How does Optomap technology compare to traditional dilation exams in terms of accuracy and reliability?
Optomap and dilation are not the same things, but they can both be used to assess the health of the retina.
However, they may have some differences in terms of accuracy and reliability. Some of these differences include:
Coverage: Optomap can capture more than 80% of your retina in one panoramic image, while dilation can only capture about 15% at a time. This means that Optomap can reveal more details and abnormalities that may otherwise be missed or overlooked by dilation.
Resolution: Optomap can provide a high-resolution image of the retina that can be enlarged, isolated, or compared with previous images. This can help the eye doctor to diagnose diseases more accurately and monitor changes over time. Dilation can provide a detailed view of the retina, but it may not be able to capture some diseases that are too subtle or too advanced for its resolution.
Convenience: Optomap is a quick, painless, and non-invasive procedure that does not require any eye drops or waiting time. It does not cause any blurry vision or light sensitivity after the exam. Dilation is a long, uncomfortable, and invasive procedure that requires eye drops and waiting time. It causes blurry vision and light sensitivity for several hours after the exam.
Cost: Optomap may be more expensive than dilation, as it is a new technology and not covered by most insurance plans. Dilation may be cheaper than Optomap, as it is a standard procedure and is covered by most insurance plans.
Can Optomap technology reduce the need for additional testing or treatments?
Optomap may be able to reduce the need for additional testing or treatments in some cases, but not in others.
This may depend on your individual eye condition, your response to Optomap, and your eye doctor’s recommendation.

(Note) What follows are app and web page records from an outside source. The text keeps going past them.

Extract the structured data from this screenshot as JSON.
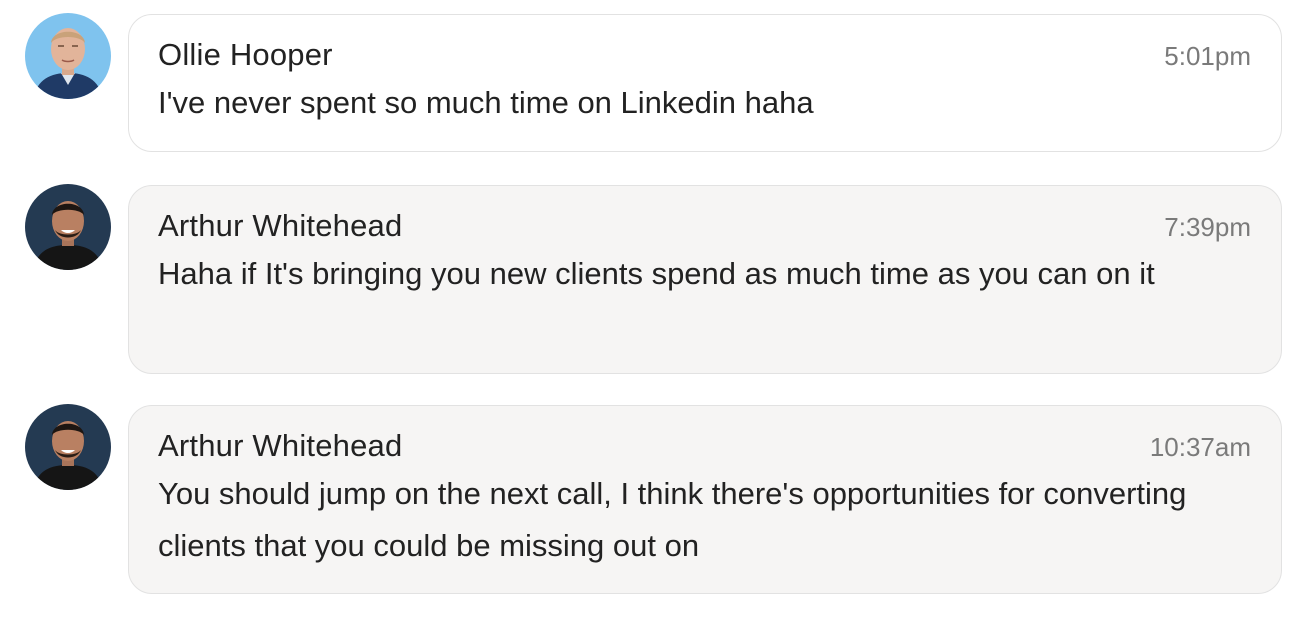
{
  "messages": [
    {
      "sender": "Ollie Hooper",
      "time": "5:01pm",
      "text": "I've never spent so much time on Linkedin haha",
      "avatar_icon": "person-avatar-icon",
      "bubble_color": "#ffffff"
    },
    {
      "sender": "Arthur Whitehead",
      "time": "7:39pm",
      "text": "Haha if It's bringing you new clients spend as much time as you can on it",
      "avatar_icon": "person-avatar-icon",
      "bubble_color": "#f6f5f4"
    },
    {
      "sender": "Arthur Whitehead",
      "time": "10:37am",
      "text": "You should jump on the next call, I think there's opportunities for converting clients that you could be missing out on",
      "avatar_icon": "person-avatar-icon",
      "bubble_color": "#f6f5f4"
    }
  ],
  "colors": {
    "text": "#222222",
    "timestamp": "#7a7a7a",
    "border": "#e2e2e2"
  }
}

Some possible scenarios are:
- If Optomap reveals no signs of eye disease or other health problems, you may not need any additional testing or treatments until your next regular eye exam. However, you should still follow your eye doctor’s advice on how to maintain good eye health and prevent future problems.
- If Optomap reveals signs of mild or early-stage eye disease or other health problems, you may not need any additional testing or treatments right away. However, you may need to have more frequent Optomap exams or other tests to monitor your condition and see if it progresses or improves. You may also need to follow your eye doctor’s advice on how to manage your condition and prevent complications.
- If Optomap reveals signs of moderate or advanced eye disease or other health problems, you may need additional testing or treatments to confirm the diagnosis and determine the best course of action. You may also need to follow your eye doctor’s advice on how to treat your condition and prevent further damage or vision loss.
How does Optomap technology benefit optometrists and ophthalmologists in their practices?
Optomap may benefit optometrists and ophthalmologists in their practices in several ways, such as:
- Enhancing patient care
- Improving efficiency
- Increasing revenue